The impressive qualities hardly end there. In returning all but two of its defensive starters from 2014, as well as boasting three fifth-year seniors in Chai Reece ’15, Troy Donahue ’15 and Eric Wickham ’15, the defensive unit could easily match the offense in terms of team strengths. The defense allowed the second fewest points per game, yielded the third fewest yards and grabbed the most interceptions in the Ivy League last season, and the team should sustain if not improve on those metrics this year.
“It’s definitely going to help,” defensive back Danny McManus ’17 said about his unit’s wealth of experience. “Those [fifth year seniors] have been playing together for a long time now. That cohesion is definitely helping us out on defense.”
Four seniors, all of whom were tapped with 2014 All-Ivy First Team selections, will lead the way. A.J. Zuttah ’16 will seek to clog up the opposing running game once again on the defensive line, Will McNamara ’16 comes off a conference-topping 9.7 tackles per game and will tie the defense together at linebacker, while Donahue and Vernon Harris ’16 will patrol the secondary.
Before the team begins its Ivy League slate, one that will determine whether the team reaches its ultimate goal, the Big Green will face a series of non-conference opponents that serve as preparation. The first game of the year will send the team to the nation’s capital for a Saturday afternoon tilt against Georgetown University.
With their last winning season coming in 2011, the Hoyas are trying to improve from a 3-8 2014 record. Two games into its new season, Georgetown is 1-1.
Georgetown will have plenty of help with several key players returning from its team nucleus a year ago. Senior Jo’el Kimpela had 838 rushing yards in 2014 with a 5.3 yard per-rush average, and has remained the top running back in 2015. He shares the backfield with a few other rushers, notably senior quarterback Kyle Nolan, who already has two touchdowns on the ground this year.
Teevens said he believes that this matchup will pose a good challenge for his team. He also referenced the severe neck injury suffered by Hoya linebacker Ty Williams that made national headlines in the team’s season opener, but from which Georgetown bounced back with a win.
“They’ve got an outstanding running back, they’ve got a good quarterback,” Teevens said. “I think what they showed against Marist [College] is really the team we’ll see. A team that can put points on the board, that does a good job in the kicking game, that’s stingy from a defensive standpoint.”

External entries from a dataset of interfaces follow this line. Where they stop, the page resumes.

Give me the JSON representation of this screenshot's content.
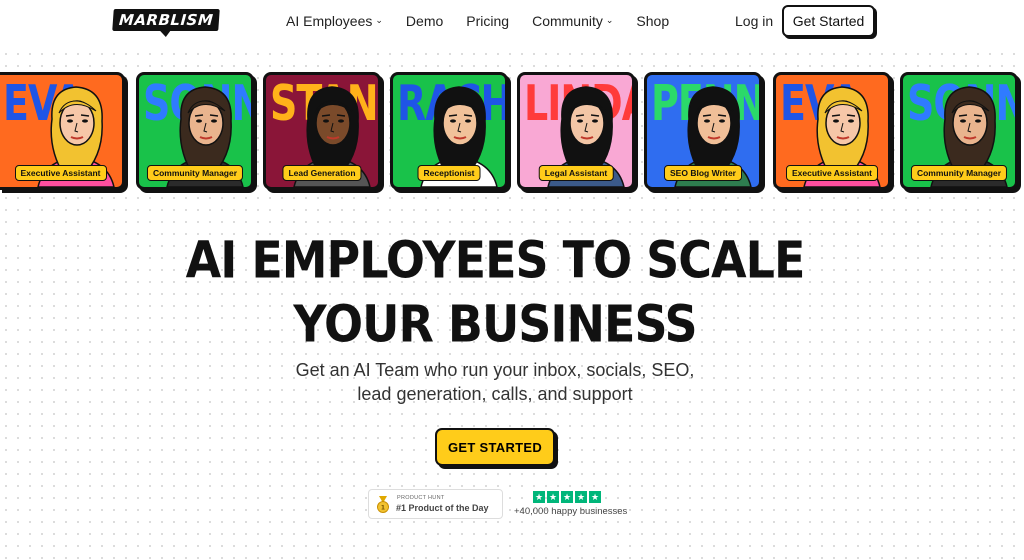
{
  "brand": {
    "logo_text": "MARBLISM"
  },
  "nav": {
    "items": [
      {
        "label": "AI Employees",
        "dropdown": true
      },
      {
        "label": "Demo",
        "dropdown": false
      },
      {
        "label": "Pricing",
        "dropdown": false
      },
      {
        "label": "Community",
        "dropdown": true
      },
      {
        "label": "Shop",
        "dropdown": false
      }
    ],
    "login_label": "Log in",
    "get_started_label": "Get Started"
  },
  "cards": [
    {
      "name": "EVA",
      "role": "Executive Assistant",
      "bg": "#ff6a1f",
      "name_color": "#1f55e6",
      "hair": "#f2c230",
      "skin": "#f6c7a8",
      "shirt": "#ff4fa0"
    },
    {
      "name": "SONNY",
      "role": "Community Manager",
      "bg": "#19c24a",
      "name_color": "#2f7bff",
      "hair": "#3b2a1e",
      "skin": "#e9b48e",
      "shirt": "#2b2b2b"
    },
    {
      "name": "STAN",
      "role": "Lead Generation",
      "bg": "#8a1538",
      "name_color": "#ffb21a",
      "hair": "#111111",
      "skin": "#7a4a2a",
      "shirt": "#555555"
    },
    {
      "name": "RACHEL",
      "role": "Receptionist",
      "bg": "#19c24a",
      "name_color": "#1f55e6",
      "hair": "#111111",
      "skin": "#f1c29a",
      "shirt": "#ffffff"
    },
    {
      "name": "LINDA",
      "role": "Legal Assistant",
      "bg": "#f9a8d4",
      "name_color": "#ff3b3b",
      "hair": "#111111",
      "skin": "#f3c6a6",
      "shirt": "#3b5a8a"
    },
    {
      "name": "PENNY",
      "role": "SEO Blog Writer",
      "bg": "#2f6df0",
      "name_color": "#2bd96a",
      "hair": "#111111",
      "skin": "#f0bf98",
      "shirt": "#2e7d4f"
    },
    {
      "name": "EVA",
      "role": "Executive Assistant",
      "bg": "#ff6a1f",
      "name_color": "#1f55e6",
      "hair": "#f2c230",
      "skin": "#f6c7a8",
      "shirt": "#ff4fa0"
    },
    {
      "name": "SONNY",
      "role": "Community Manager",
      "bg": "#19c24a",
      "name_color": "#2f7bff",
      "hair": "#3b2a1e",
      "skin": "#e9b48e",
      "shirt": "#2b2b2b"
    }
  ],
  "hero": {
    "headline_line1": "AI EMPLOYEES TO SCALE",
    "headline_line2": "YOUR BUSINESS",
    "subtitle_line1": "Get an AI Team who run your inbox, socials, SEO,",
    "subtitle_line2": "lead generation, calls, and support",
    "cta_label": "GET STARTED"
  },
  "social_proof": {
    "product_hunt_top": "PRODUCT HUNT",
    "product_hunt_main": "#1 Product of the Day",
    "stars": 5,
    "happy_text": "+40,000 happy businesses"
  },
  "colors": {
    "accent": "#ffcc1a",
    "trust_green": "#00b67a"
  }
}
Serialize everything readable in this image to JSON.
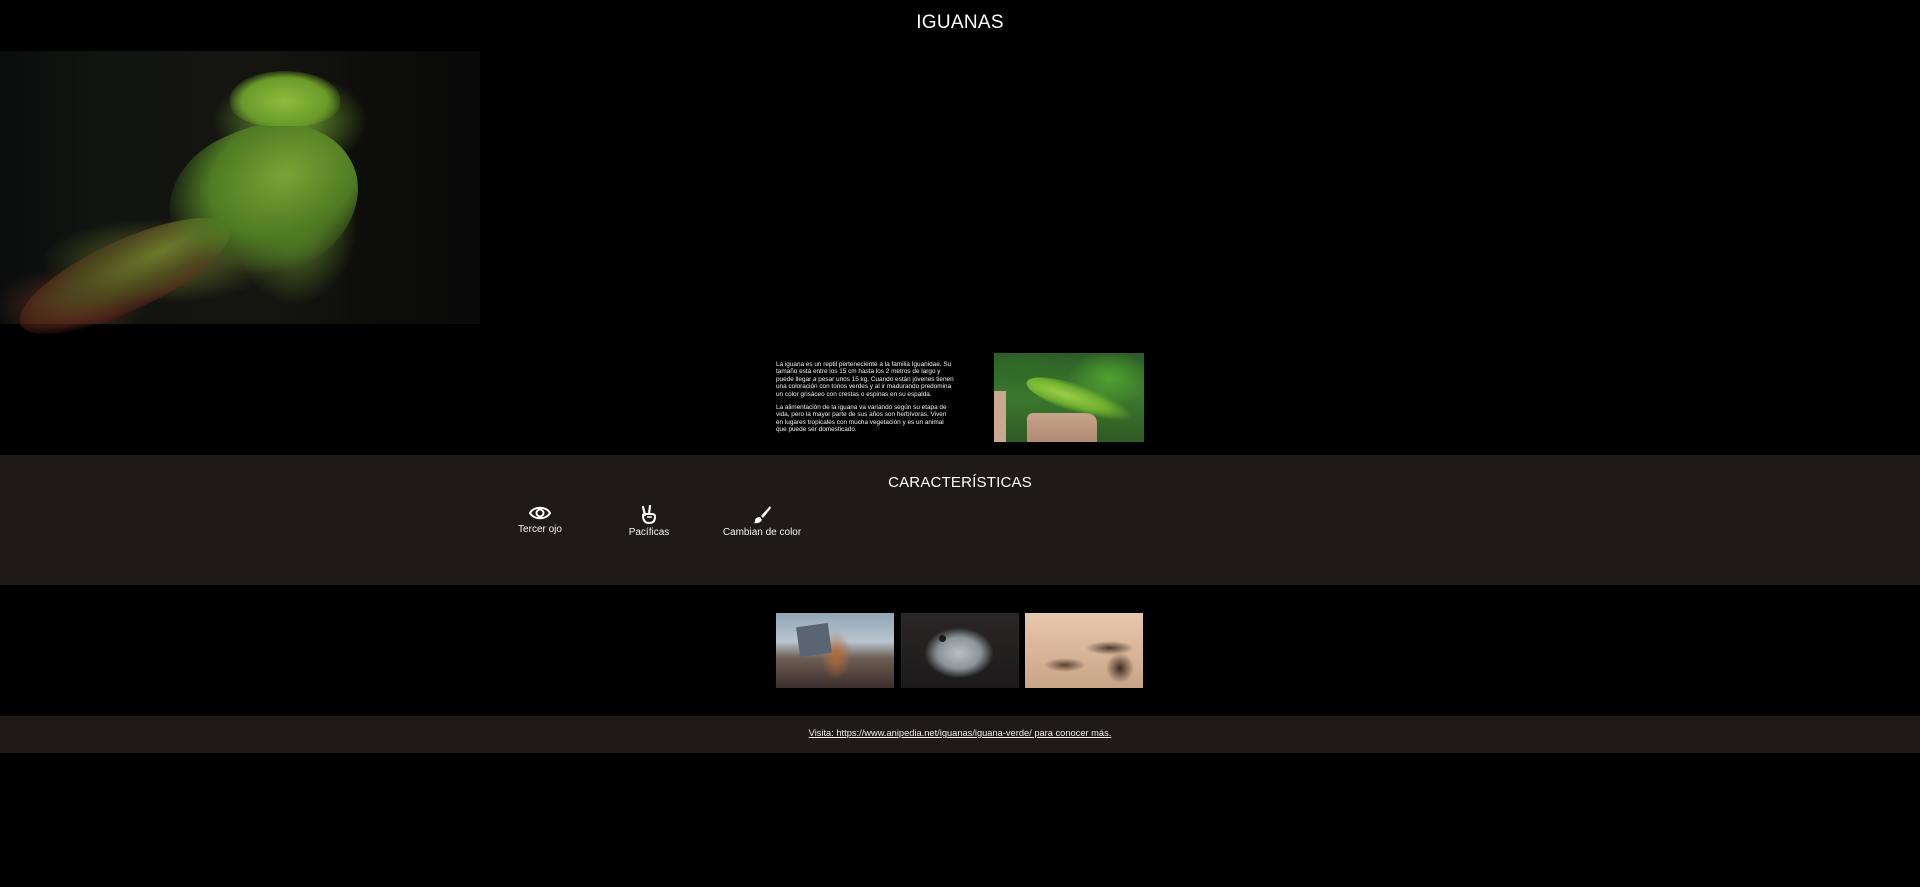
{
  "header": {
    "title": "IGUANAS"
  },
  "intro": {
    "paragraphs": [
      "La iguana es un reptil perteneciente a la familia Iguanidae. Su tamaño está entre los 15 cm hasta los 2 metros de largo y puede llegar a pesar unos 15 kg. Cuando están jóvenes tienen una coloración con tonos verdes y al ir madurando predomina un color grisáceo con crestas o espinas en su espalda.",
      "La alimentación de la iguana va variando según su etapa de vida, pero la mayor parte de sus años son herbívoras. Viven en lugares tropicales con mucha vegetación y es un animal que puede ser domesticado."
    ]
  },
  "features": {
    "title": "CARACTERÍSTICAS",
    "items": [
      {
        "label": "Tercer ojo",
        "icon": "eye-icon"
      },
      {
        "label": "Pacíficas",
        "icon": "peace-hand-icon"
      },
      {
        "label": "Cambian de color",
        "icon": "paintbrush-icon"
      }
    ]
  },
  "footer": {
    "text": "Visita: https://www.anipedia.net/iguanas/iguana-verde/ para conocer más."
  }
}
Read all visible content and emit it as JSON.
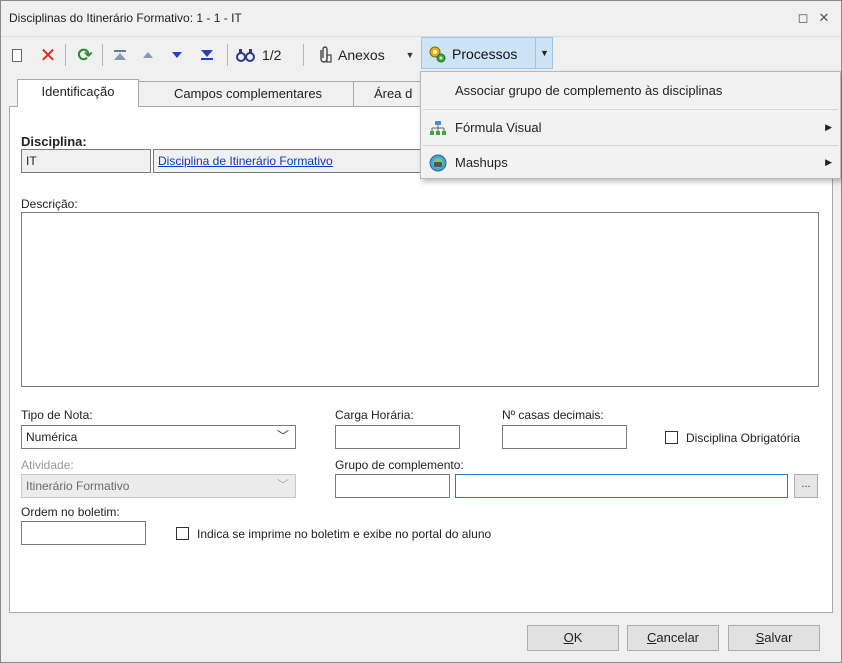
{
  "window": {
    "title": "Disciplinas do Itinerário Formativo: 1 - 1 - IT",
    "maximize_glyph": "◻",
    "close_glyph": "✕"
  },
  "toolbar": {
    "page_indicator": "1/2",
    "anexos_label": "Anexos",
    "processos_label": "Processos",
    "icons": [
      "new-document-icon",
      "delete-icon",
      "refresh-icon",
      "first-record-icon",
      "previous-record-icon",
      "next-record-icon",
      "last-record-icon",
      "find-icon",
      "attachment-icon",
      "processes-gear-icon"
    ]
  },
  "processos_menu": {
    "items": [
      {
        "label": "Associar grupo de complemento às disciplinas",
        "icon": "",
        "submenu": false
      },
      {
        "label": "Fórmula Visual",
        "icon": "visual-formula-icon",
        "submenu": true
      },
      {
        "label": "Mashups",
        "icon": "mashups-icon",
        "submenu": true
      }
    ]
  },
  "tabs": [
    {
      "label": "Identificação",
      "active": true
    },
    {
      "label": "Campos complementares",
      "active": false
    },
    {
      "label": "Área d",
      "active": false
    }
  ],
  "form": {
    "disciplina_label": "Disciplina:",
    "disciplina_code": "IT",
    "disciplina_name": "Disciplina de Itinerário Formativo",
    "descricao_label": "Descrição:",
    "descricao_value": "",
    "tipo_nota_label": "Tipo de Nota:",
    "tipo_nota_value": "Numérica",
    "carga_horaria_label": "Carga Horária:",
    "carga_horaria_value": "",
    "casas_decimais_label": "Nº casas decimais:",
    "casas_decimais_value": "",
    "obrigatoria_label": "Disciplina Obrigatória",
    "obrigatoria_checked": false,
    "atividade_label": "Atividade:",
    "atividade_value": "Itinerário Formativo",
    "grupo_complemento_label": "Grupo de complemento:",
    "grupo_code_value": "",
    "grupo_desc_value": "",
    "ellipsis_label": "...",
    "ordem_boletim_label": "Ordem no boletim:",
    "ordem_boletim_value": "",
    "imprime_boletim_label": "Indica se imprime no boletim e exibe no portal do aluno",
    "imprime_boletim_checked": false
  },
  "buttons": {
    "ok_label": "OK",
    "cancelar_label": "Cancelar",
    "salvar_label": "Salvar"
  }
}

As a team, the Hoyas do not veer in one particular way in terms of offensive style. The team has averaged four yards per each rush and 4.7 yards on pass attempts, as well as evenly called rush and pass plays through two 2015 games, numbers that draw similarities to those seen in 2014. The same holds on defense, as Georgetown does not necessarily possess a single glaring weakness, though they have showed to be a bit more vulnerable to the passing attack.
As with every year, the Big Green will open the season later than most college football teams, and thus encounter in its opener a squad already with the experience of a few games played. Williams stressed that the team needed to start the game strongly in this type of situation.
“It’s always an adjustment playing a team that’s been on the field,” Williams said. “They’re going to be a little faster probably the first couple plays, but as long as we do what we’re supposed to do I think we can do pretty well.”